Each line below needs to be returned exactly. Skip any picture.

Data extracted from a collection
————

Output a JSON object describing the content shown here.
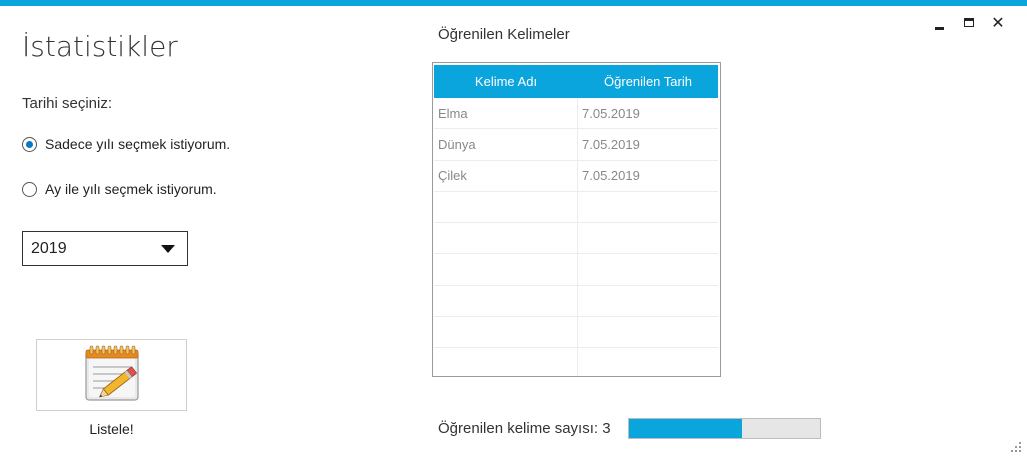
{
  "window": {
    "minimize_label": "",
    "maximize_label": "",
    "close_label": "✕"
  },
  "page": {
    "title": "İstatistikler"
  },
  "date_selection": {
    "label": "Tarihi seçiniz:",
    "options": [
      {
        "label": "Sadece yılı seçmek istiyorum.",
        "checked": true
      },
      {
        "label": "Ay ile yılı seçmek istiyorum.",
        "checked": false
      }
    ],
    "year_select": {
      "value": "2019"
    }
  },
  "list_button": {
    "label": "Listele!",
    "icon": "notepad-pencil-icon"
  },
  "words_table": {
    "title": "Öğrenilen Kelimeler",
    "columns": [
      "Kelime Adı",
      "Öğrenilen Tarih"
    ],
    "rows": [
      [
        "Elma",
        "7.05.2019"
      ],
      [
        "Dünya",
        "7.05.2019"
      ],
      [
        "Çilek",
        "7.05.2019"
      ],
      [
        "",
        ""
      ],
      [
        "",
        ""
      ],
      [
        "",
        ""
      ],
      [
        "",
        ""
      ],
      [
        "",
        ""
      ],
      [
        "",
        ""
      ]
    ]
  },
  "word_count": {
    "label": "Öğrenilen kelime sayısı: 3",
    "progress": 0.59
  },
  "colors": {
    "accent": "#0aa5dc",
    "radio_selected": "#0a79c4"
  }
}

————

■ **Answer below**
Output a JSON object describing the content shown here.
{
  "window": {
    "minimize_label": "",
    "maximize_label": "",
    "close_label": "✕"
  },
  "page": {
    "title": "İstatistikler"
  },
  "date_selection": {
    "label": "Tarihi seçiniz:",
    "options": [
      {
        "label": "Sadece yılı seçmek istiyorum.",
        "checked": true
      },
      {
        "label": "Ay ile yılı seçmek istiyorum.",
        "checked": false
      }
    ],
    "year_select": {
      "value": "2019"
    }
  },
  "list_button": {
    "label": "Listele!",
    "icon": "notepad-pencil-icon"
  },
  "words_table": {
    "title": "Öğrenilen Kelimeler",
    "columns": [
      "Kelime Adı",
      "Öğrenilen Tarih"
    ],
    "rows": [
      [
        "Elma",
        "7.05.2019"
      ],
      [
        "Dünya",
        "7.05.2019"
      ],
      [
        "Çilek",
        "7.05.2019"
      ],
      [
        "",
        ""
      ],
      [
        "",
        ""
      ],
      [
        "",
        ""
      ],
      [
        "",
        ""
      ],
      [
        "",
        ""
      ],
      [
        "",
        ""
      ]
    ]
  },
  "word_count": {
    "label": "Öğrenilen kelime sayısı: 3",
    "progress": 0.59
  },
  "colors": {
    "accent": "#0aa5dc",
    "radio_selected": "#0a79c4"
  }
}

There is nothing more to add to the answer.